Records provided below:

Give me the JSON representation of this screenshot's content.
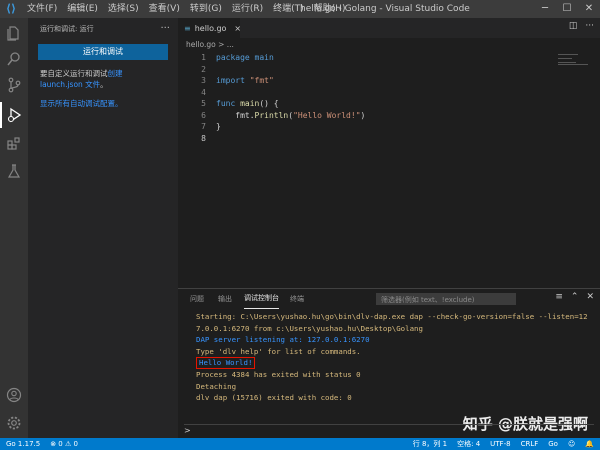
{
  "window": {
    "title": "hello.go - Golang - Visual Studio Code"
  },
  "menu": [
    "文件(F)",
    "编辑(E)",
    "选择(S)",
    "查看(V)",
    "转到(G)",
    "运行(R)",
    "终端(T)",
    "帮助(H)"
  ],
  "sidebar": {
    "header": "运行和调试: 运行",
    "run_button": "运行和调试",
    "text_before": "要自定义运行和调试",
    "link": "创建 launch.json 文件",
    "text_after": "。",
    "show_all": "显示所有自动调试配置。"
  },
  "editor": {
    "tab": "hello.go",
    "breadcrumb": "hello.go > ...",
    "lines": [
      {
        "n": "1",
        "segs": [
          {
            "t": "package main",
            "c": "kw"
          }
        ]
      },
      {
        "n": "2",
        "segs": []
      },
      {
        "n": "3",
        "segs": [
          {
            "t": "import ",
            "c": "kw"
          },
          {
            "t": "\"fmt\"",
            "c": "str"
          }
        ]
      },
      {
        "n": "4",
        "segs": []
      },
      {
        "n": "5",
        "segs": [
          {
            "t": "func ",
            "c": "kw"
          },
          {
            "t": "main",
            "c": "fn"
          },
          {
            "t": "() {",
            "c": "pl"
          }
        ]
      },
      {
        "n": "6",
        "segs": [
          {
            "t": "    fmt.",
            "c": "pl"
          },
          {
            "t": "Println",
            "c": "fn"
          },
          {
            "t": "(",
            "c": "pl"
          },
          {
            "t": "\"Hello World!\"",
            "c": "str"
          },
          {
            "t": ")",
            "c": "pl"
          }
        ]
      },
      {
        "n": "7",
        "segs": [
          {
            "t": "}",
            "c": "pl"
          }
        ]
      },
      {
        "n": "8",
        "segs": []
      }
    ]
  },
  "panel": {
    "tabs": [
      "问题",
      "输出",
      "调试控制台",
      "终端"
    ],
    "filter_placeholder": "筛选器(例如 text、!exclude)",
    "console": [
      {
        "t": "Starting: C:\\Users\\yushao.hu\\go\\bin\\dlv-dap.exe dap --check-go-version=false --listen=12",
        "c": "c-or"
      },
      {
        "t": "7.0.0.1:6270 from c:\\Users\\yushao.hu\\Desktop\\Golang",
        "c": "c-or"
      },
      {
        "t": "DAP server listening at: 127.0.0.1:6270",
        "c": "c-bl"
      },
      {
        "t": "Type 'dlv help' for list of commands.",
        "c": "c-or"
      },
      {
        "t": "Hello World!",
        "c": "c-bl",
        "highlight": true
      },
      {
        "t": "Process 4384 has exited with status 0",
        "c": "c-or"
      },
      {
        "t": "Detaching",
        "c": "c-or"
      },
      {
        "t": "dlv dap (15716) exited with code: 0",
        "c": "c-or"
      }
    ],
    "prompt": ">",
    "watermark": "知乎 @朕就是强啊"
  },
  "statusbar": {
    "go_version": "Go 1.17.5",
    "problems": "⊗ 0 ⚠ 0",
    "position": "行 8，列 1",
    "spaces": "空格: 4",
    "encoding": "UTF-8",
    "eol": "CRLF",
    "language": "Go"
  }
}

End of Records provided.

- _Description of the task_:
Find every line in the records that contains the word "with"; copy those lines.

- _Answer section_:
        "t": "Process 4384 has exited with status 0",
        "t": "dlv dap (15716) exited with code: 0",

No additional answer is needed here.